> [Exercise details] Pick out the lines below that include the string "Beiträge".

> [Data for the task]
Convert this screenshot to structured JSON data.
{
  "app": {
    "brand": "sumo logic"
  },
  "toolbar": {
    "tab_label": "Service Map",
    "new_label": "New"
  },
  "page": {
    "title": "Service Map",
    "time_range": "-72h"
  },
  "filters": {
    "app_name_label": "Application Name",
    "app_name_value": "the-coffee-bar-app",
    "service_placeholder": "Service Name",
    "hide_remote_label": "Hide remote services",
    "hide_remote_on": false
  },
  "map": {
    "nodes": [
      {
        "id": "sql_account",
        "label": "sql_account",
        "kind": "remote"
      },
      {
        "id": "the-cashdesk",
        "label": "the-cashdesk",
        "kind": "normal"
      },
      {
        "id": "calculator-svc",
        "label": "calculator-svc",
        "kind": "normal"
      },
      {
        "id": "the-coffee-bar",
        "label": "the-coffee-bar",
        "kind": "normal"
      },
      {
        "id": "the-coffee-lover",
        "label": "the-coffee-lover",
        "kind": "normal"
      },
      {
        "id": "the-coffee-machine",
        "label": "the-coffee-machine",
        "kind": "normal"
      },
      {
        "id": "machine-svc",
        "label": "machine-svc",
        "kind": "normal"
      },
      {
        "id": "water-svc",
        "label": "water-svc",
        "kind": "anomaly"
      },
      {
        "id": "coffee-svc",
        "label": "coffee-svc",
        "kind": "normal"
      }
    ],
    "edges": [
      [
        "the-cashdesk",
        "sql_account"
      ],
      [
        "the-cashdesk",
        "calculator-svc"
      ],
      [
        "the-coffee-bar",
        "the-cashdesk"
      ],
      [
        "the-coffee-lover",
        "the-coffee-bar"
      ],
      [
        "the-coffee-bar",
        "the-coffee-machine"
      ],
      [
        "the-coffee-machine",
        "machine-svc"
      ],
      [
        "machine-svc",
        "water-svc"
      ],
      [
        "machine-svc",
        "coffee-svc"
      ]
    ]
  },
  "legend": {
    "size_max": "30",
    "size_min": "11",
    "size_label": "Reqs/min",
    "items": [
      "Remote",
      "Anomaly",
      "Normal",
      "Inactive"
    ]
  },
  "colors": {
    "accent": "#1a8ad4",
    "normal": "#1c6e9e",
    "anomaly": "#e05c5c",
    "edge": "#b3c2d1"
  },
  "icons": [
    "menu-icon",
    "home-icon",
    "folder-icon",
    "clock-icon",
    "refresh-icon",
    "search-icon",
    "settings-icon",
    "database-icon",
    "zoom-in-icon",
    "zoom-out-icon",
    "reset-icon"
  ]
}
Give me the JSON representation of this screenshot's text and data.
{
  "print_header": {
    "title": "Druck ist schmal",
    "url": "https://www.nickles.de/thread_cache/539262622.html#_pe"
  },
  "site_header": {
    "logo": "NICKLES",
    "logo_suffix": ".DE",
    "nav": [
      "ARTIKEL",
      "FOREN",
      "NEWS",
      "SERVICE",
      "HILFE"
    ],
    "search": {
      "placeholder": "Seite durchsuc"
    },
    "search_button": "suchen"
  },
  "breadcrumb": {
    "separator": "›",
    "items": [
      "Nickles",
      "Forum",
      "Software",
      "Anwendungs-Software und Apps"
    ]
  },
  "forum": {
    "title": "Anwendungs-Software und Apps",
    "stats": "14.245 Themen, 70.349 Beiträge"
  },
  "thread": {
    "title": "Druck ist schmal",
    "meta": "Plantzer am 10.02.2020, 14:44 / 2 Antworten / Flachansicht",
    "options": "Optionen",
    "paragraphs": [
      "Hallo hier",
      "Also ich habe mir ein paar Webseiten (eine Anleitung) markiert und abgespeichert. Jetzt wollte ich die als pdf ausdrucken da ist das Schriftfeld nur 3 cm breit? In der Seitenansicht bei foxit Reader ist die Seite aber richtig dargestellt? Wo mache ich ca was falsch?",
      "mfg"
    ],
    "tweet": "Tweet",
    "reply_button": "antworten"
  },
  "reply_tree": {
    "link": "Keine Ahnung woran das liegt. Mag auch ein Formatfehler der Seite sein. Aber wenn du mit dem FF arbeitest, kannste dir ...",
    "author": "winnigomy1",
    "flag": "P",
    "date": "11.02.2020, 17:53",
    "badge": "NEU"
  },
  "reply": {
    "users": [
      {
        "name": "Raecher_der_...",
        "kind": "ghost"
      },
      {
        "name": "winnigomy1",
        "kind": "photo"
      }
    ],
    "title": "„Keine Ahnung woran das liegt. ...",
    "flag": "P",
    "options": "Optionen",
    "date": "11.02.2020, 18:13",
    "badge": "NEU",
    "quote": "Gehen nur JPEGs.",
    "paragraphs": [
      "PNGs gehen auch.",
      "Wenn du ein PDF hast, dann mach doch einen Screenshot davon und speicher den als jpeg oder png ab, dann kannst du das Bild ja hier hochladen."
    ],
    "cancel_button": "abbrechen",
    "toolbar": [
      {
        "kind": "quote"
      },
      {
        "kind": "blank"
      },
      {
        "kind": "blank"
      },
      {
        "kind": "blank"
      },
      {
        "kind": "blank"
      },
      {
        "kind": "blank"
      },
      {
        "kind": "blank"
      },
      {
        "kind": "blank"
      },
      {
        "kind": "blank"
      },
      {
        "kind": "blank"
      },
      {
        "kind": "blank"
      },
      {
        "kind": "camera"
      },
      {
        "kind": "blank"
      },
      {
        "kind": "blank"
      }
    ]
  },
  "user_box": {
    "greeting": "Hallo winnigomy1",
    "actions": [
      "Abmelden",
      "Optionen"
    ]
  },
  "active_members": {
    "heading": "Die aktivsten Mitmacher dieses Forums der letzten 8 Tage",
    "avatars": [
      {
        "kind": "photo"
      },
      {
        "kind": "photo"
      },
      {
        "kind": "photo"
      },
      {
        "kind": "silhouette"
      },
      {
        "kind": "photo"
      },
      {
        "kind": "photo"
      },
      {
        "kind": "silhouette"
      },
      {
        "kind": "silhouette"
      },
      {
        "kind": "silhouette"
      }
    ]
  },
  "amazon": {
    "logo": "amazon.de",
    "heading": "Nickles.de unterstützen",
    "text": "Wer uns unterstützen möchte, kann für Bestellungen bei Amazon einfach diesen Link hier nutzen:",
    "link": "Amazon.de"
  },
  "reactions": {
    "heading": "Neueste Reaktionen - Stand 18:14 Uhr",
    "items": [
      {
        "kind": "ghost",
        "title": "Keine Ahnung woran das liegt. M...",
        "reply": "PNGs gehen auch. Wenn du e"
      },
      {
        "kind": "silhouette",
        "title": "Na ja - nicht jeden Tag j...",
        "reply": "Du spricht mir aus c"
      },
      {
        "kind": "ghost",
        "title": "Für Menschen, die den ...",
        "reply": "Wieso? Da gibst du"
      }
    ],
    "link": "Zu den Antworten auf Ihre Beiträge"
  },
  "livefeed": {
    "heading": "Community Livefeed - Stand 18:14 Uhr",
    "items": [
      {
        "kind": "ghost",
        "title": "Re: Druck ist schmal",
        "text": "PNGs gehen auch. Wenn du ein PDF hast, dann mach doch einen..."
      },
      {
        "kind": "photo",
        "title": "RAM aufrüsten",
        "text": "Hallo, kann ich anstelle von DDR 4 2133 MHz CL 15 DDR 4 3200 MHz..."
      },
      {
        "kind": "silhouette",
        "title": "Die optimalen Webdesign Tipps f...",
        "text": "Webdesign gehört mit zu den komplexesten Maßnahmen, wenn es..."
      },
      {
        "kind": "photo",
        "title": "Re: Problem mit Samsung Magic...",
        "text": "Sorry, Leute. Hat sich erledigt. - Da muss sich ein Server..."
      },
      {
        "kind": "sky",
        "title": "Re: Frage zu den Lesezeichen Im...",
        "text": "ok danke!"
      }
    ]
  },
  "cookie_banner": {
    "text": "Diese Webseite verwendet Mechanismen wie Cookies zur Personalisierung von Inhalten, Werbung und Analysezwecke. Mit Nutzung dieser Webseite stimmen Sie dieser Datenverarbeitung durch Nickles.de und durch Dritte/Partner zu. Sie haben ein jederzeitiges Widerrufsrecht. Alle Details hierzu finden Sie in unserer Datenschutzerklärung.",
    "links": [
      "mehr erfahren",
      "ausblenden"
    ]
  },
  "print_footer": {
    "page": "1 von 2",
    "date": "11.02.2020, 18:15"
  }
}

> [Response]
    "stats": "14.245 Themen, 70.349 Beiträge"
    "link": "Zu den Antworten auf Ihre Beiträge"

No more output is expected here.